Exercise instructions: The whole listing is to be written out again exactly; the pictures are not.

Supplied material:
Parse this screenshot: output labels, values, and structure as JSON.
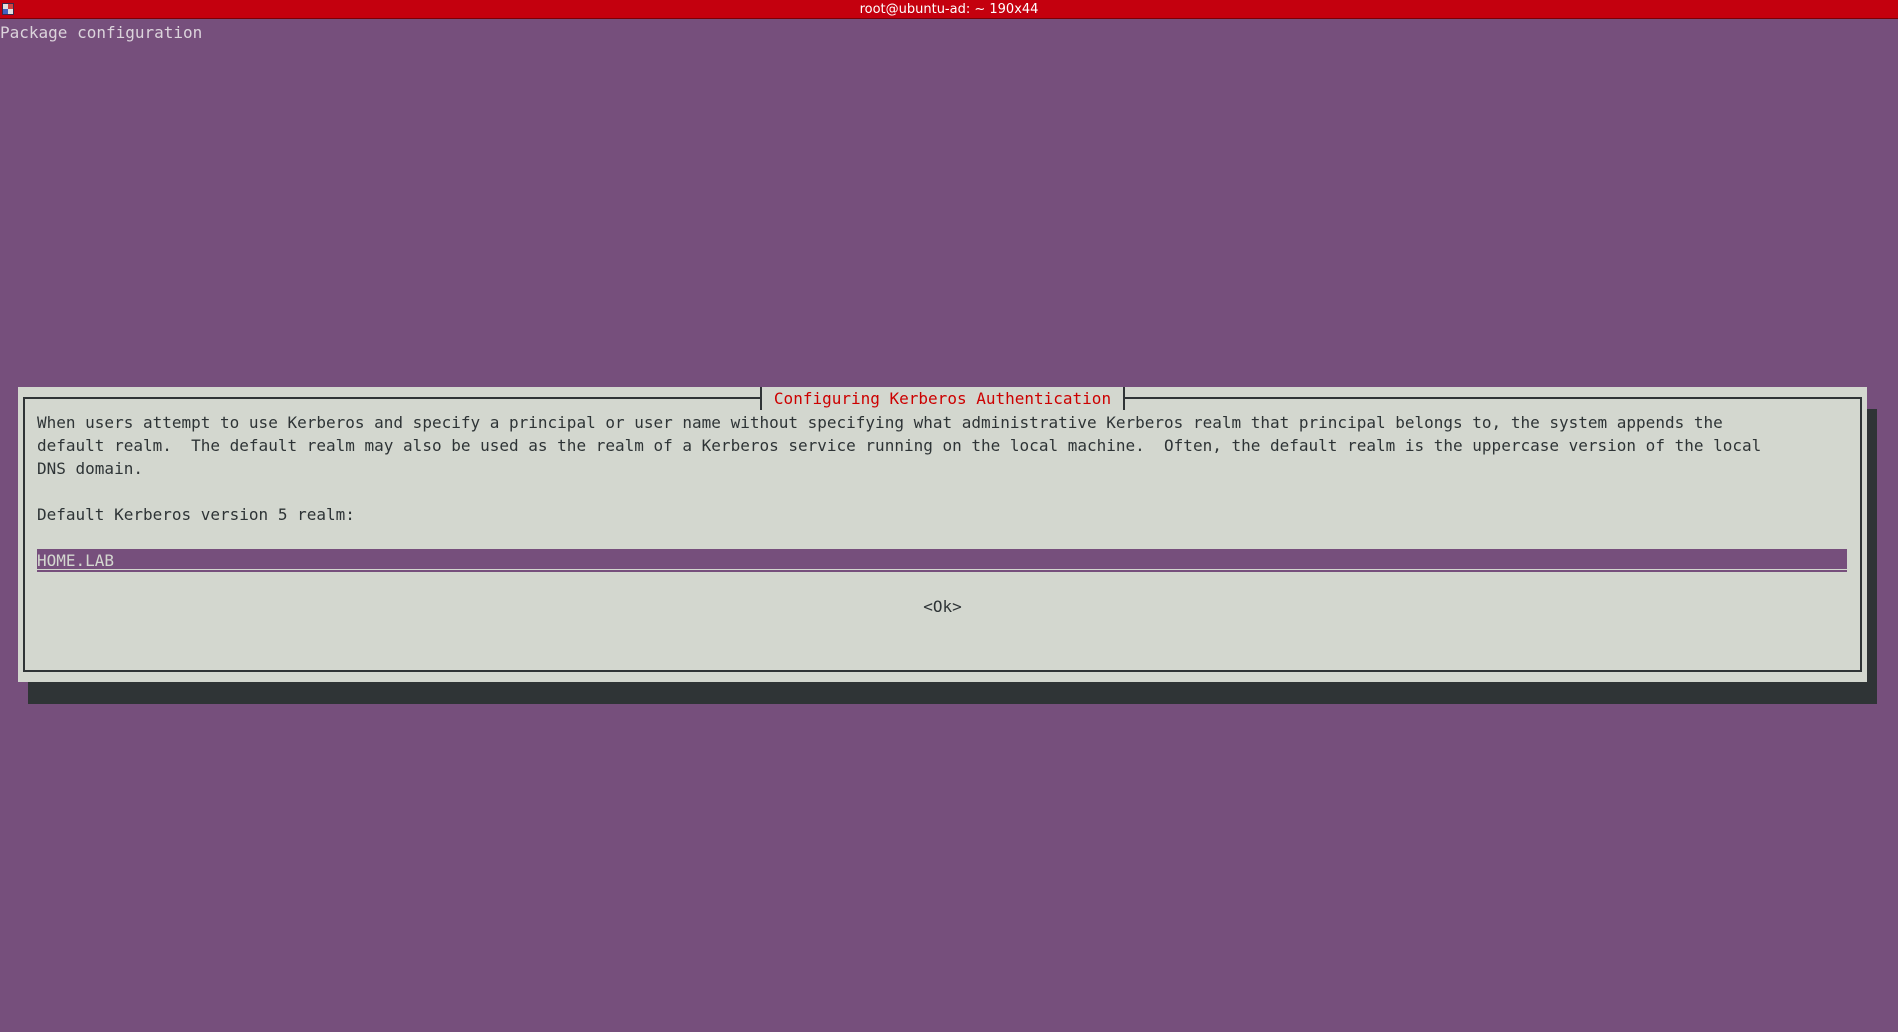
{
  "window": {
    "title": "root@ubuntu-ad: ~ 190x44",
    "icon": "terminal-app-icon"
  },
  "terminal": {
    "header": "Package configuration"
  },
  "dialog": {
    "title": "Configuring Kerberos Authentication",
    "description": "When users attempt to use Kerberos and specify a principal or user name without specifying what administrative Kerberos realm that principal belongs to, the system appends the\ndefault realm.  The default realm may also be used as the realm of a Kerberos service running on the local machine.  Often, the default realm is the uppercase version of the local\nDNS domain.",
    "prompt": "Default Kerberos version 5 realm:",
    "input_value": "HOME.LAB",
    "ok_label": "<Ok>"
  },
  "colors": {
    "titlebar": "#c4000e",
    "background": "#764f7c",
    "dialog": "#d3d7cf",
    "dialog_title": "#cc0000",
    "shadow": "#2f3436"
  }
}
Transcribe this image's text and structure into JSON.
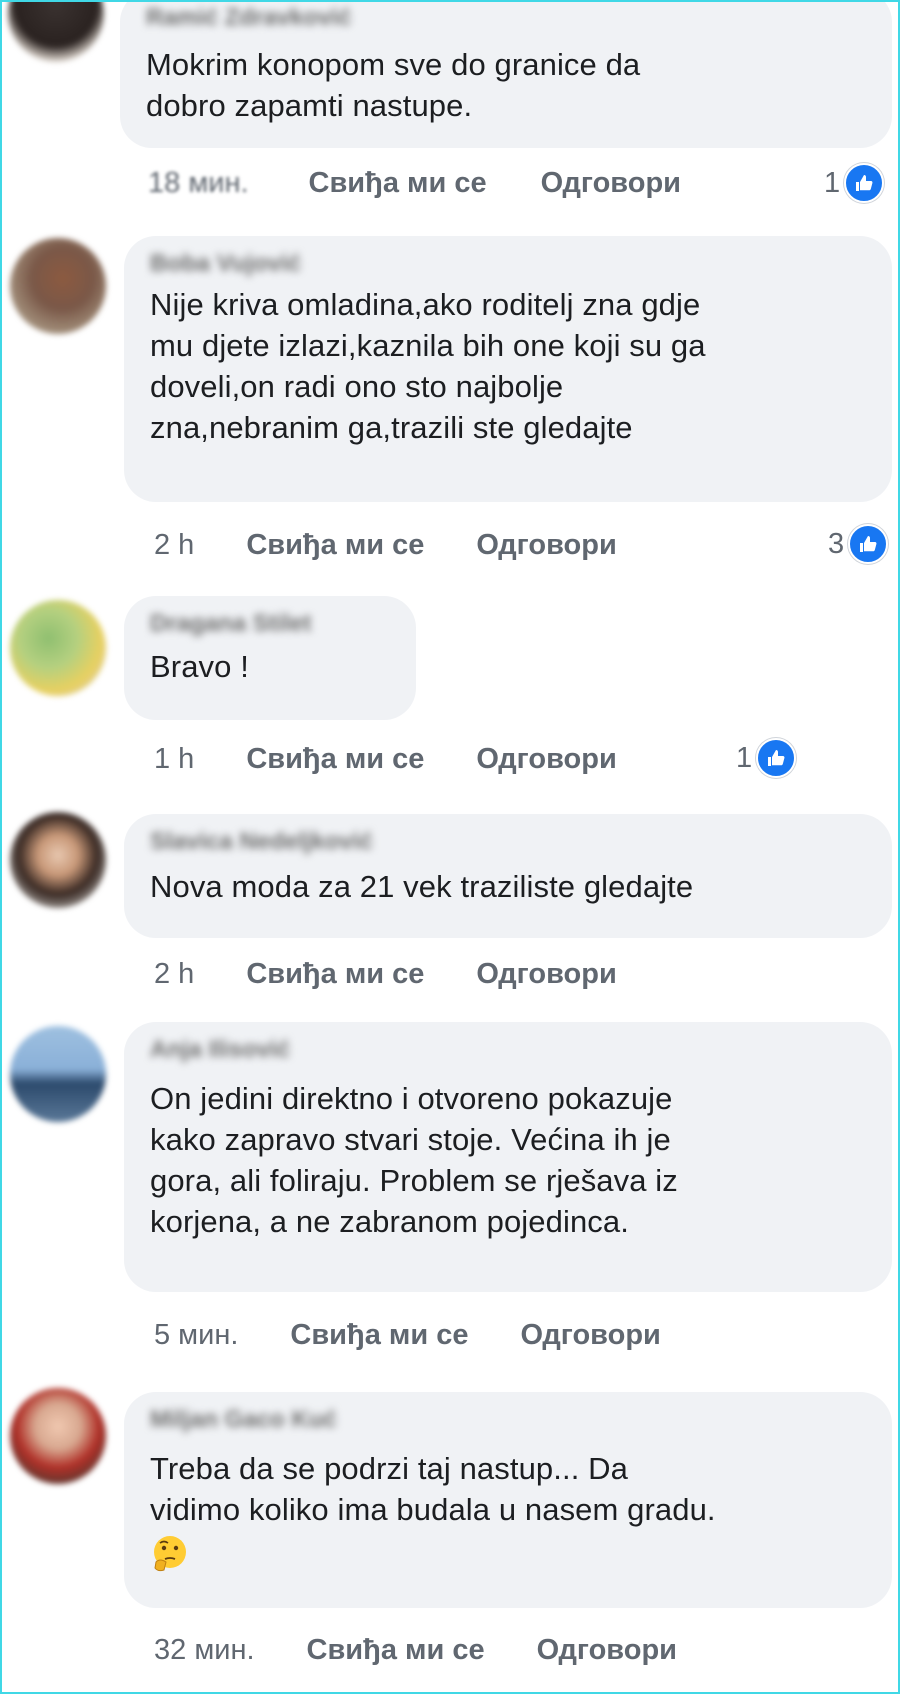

Result:
Parse this screenshot: output labels, values, and structure as JSON.
{
  "window": {
    "title": "root@ubuntu-ad: ~ 190x44",
    "icon": "terminal-app-icon"
  },
  "terminal": {
    "header": "Package configuration"
  },
  "dialog": {
    "title": "Configuring Kerberos Authentication",
    "description": "When users attempt to use Kerberos and specify a principal or user name without specifying what administrative Kerberos realm that principal belongs to, the system appends the\ndefault realm.  The default realm may also be used as the realm of a Kerberos service running on the local machine.  Often, the default realm is the uppercase version of the local\nDNS domain.",
    "prompt": "Default Kerberos version 5 realm:",
    "input_value": "HOME.LAB",
    "ok_label": "<Ok>"
  },
  "colors": {
    "titlebar": "#c4000e",
    "background": "#764f7c",
    "dialog": "#d3d7cf",
    "dialog_title": "#cc0000",
    "shadow": "#2f3436"
  }
}
Transcribe this image's text and structure into JSON.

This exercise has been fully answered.